Knowledge is a lot like blocks—lessons stack together, each dependent on the last. And we find that the more blocks we have, the better we get at building. So this month, we’re sharing a collection of docs we’re using to organize and centralize our learning moments, at school and beyond.
The Docket is our version of the staff picks shelf at your local bookstore. Every month, we recommend published docs that we’ve personally read, loved, and copied. See past installments

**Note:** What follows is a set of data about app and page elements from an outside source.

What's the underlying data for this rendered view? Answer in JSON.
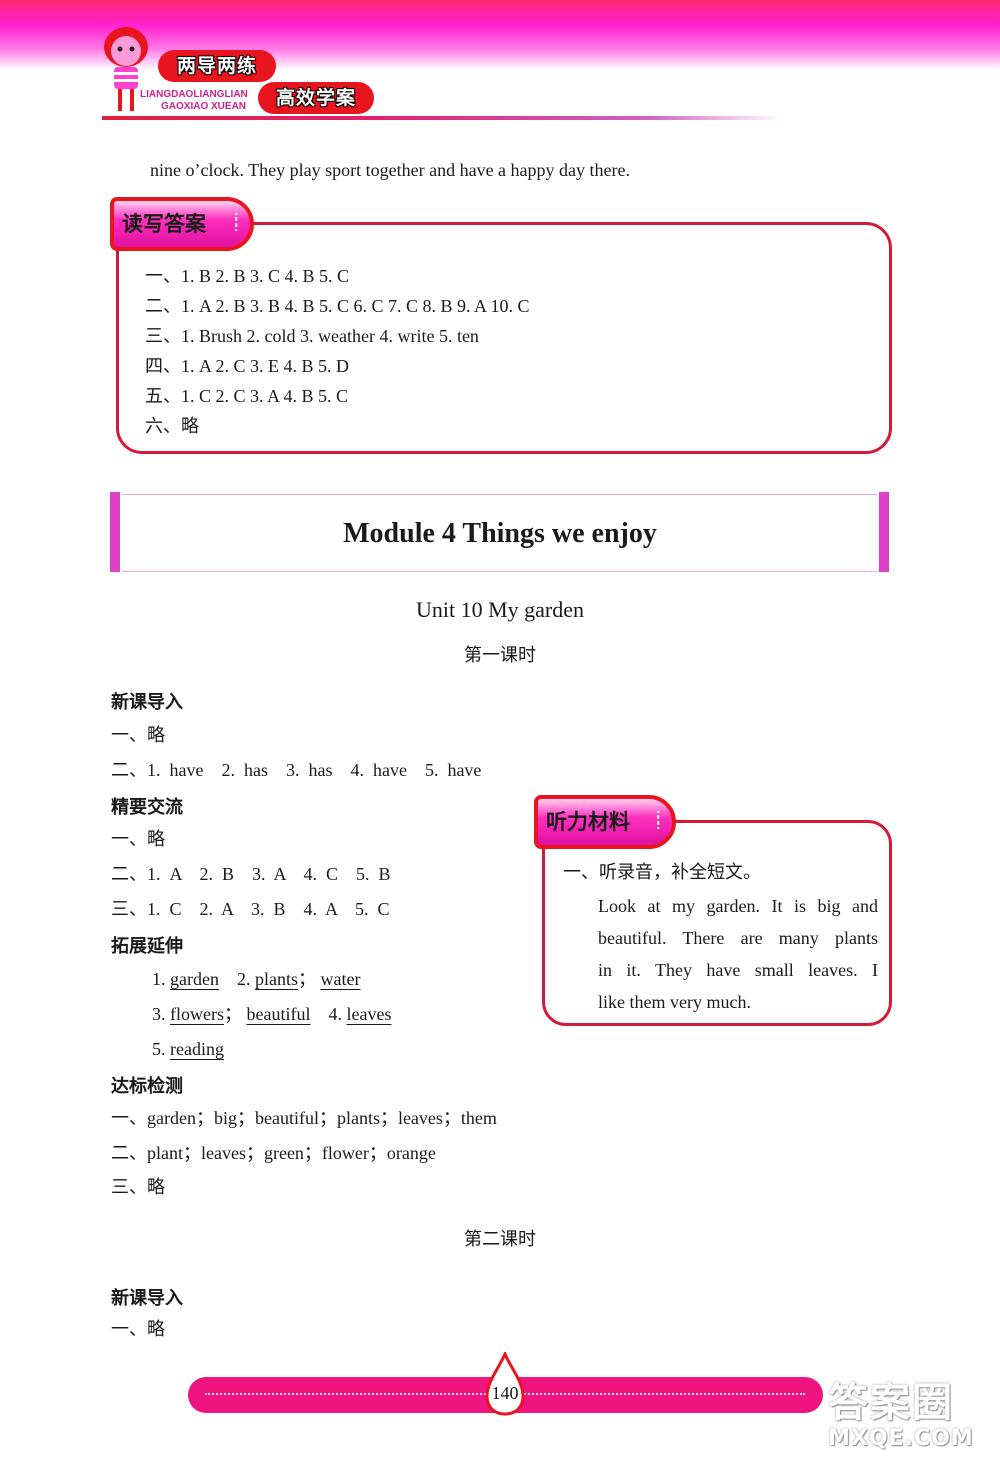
{
  "header": {
    "brand_cn": "两导两练",
    "brand_pinyin_1": "LIANGDAOLIANGLIAN",
    "brand_pinyin_2": "GAOXIAO XUEAN",
    "series_cn": "高效学案"
  },
  "intro_line": "nine o’clock.  They play sport together and have a happy day there.",
  "reading_writing": {
    "label": "读写答案",
    "lines": [
      "一、1. B  2. B  3. C  4. B  5. C",
      "二、1. A  2. B  3. B  4. B  5. C  6. C  7. C  8. B  9. A  10. C",
      "三、1. Brush  2. cold  3. weather  4. write  5. ten",
      "四、1. A  2. C  3. E  4. B  5. D",
      "五、1. C  2. C  3. A  4. B  5. C",
      "六、略"
    ]
  },
  "module": {
    "title": "Module 4 Things we enjoy",
    "unit": "Unit 10 My garden",
    "lesson_1": "第一课时",
    "lesson_2": "第二课时"
  },
  "lesson1": {
    "xinke": {
      "heading": "新课导入",
      "lines": [
        "一、略",
        "二、1.  have    2.  has    3.  has    4.  have    5.  have"
      ]
    },
    "jingyao": {
      "heading": "精要交流",
      "lines": [
        "一、略",
        "二、1.  A    2.  B    3.  A    4.  C    5.  B",
        "三、1.  C    2.  A    3.  B    4.  A    5.  C"
      ]
    },
    "tuozhan": {
      "heading": "拓展延伸",
      "items": [
        {
          "num": "1.",
          "words": [
            "garden"
          ]
        },
        {
          "num": "2.",
          "words": [
            "plants",
            "water"
          ]
        },
        {
          "num": "3.",
          "words": [
            "flowers",
            "beautiful"
          ]
        },
        {
          "num": "4.",
          "words": [
            "leaves"
          ]
        },
        {
          "num": "5.",
          "words": [
            "reading"
          ]
        }
      ]
    },
    "dabiao": {
      "heading": "达标检测",
      "lines": [
        "一、garden；big；beautiful；plants；leaves；them",
        "二、plant；leaves；green；flower；orange",
        "三、略"
      ]
    }
  },
  "listening": {
    "label": "听力材料",
    "instruction": "一、听录音，补全短文。",
    "passage_lines": [
      "Look at my garden. It is big and",
      "beautiful. There are many plants",
      "in it. They have small leaves. I",
      "like them very much."
    ]
  },
  "lesson2": {
    "heading": "新课导入",
    "lines": [
      "一、略"
    ]
  },
  "footer": {
    "page_number": "140"
  },
  "watermark": {
    "line1": "答案圈",
    "line2": "MXQE.COM"
  },
  "colors": {
    "accent_red": "#e8141e",
    "accent_magenta": "#f01480",
    "box_border": "#d31a3a"
  }
}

From Christine, Engineering: Managing to-dos (or assignments) often feels like a full-time job. As work, school, and life blur, the challenge isn’t finding a tool to track these things, it’s picking the right one. By using the familiarity of a calendar, this doc gives you the flexibility to manage tasks as color-coded visual cues that can be filtered by priority and progress. Now, your personal to-dos and professional projects are just a tab away.
From Alanna, Customer Success: When I was young, the most exciting part of going back to school was getting my planning agenda and six spiral notebooks—one for each class. Years later when I was a teacher, I noticed something; so much schoolwork was online. And yet, I was still handing out those same paper agendas, telling students to take out their "science notebook," and scratching my head when students struggled to translate digital information to analog tools. The solution? Bring the notebooks and planners into the 21st century. This centralized hub is great for deadline tracking, note-taking, and goals that can grow with your learning journey.
From erin, Brand: What better place to learn than the library? I’ve always wanted one of my own, the kind with a ladder that glides me from one genre to another. While I’m manifesting that into reality, I’ll gladly build one in Coda with Susan’s doc: a home for the books I’ve read and those I want to read. I can track recommendations, explore new genres, and annotate—without getting in trouble for scribbling in my loaners.
, Director of Teaching and Learning at CUNY’s Graduate School of Journalism
From Bianca, Engineering: I remember syllabi being passed out on the first day of class, only for them to never see the light of day again. Jeremy’s digital syllabus offers teachers an easy way to create a version that will stay relevant through the semester, where students can ask questions, easily find course resources, and get the most updated course content. But the beauty of this doc lies in its scalability; as the course unfolds, teachers can add pages to this doc for new assignments, class activities, or polls. Learning is never one-size-fits-all, and this doc is able to grow with its students.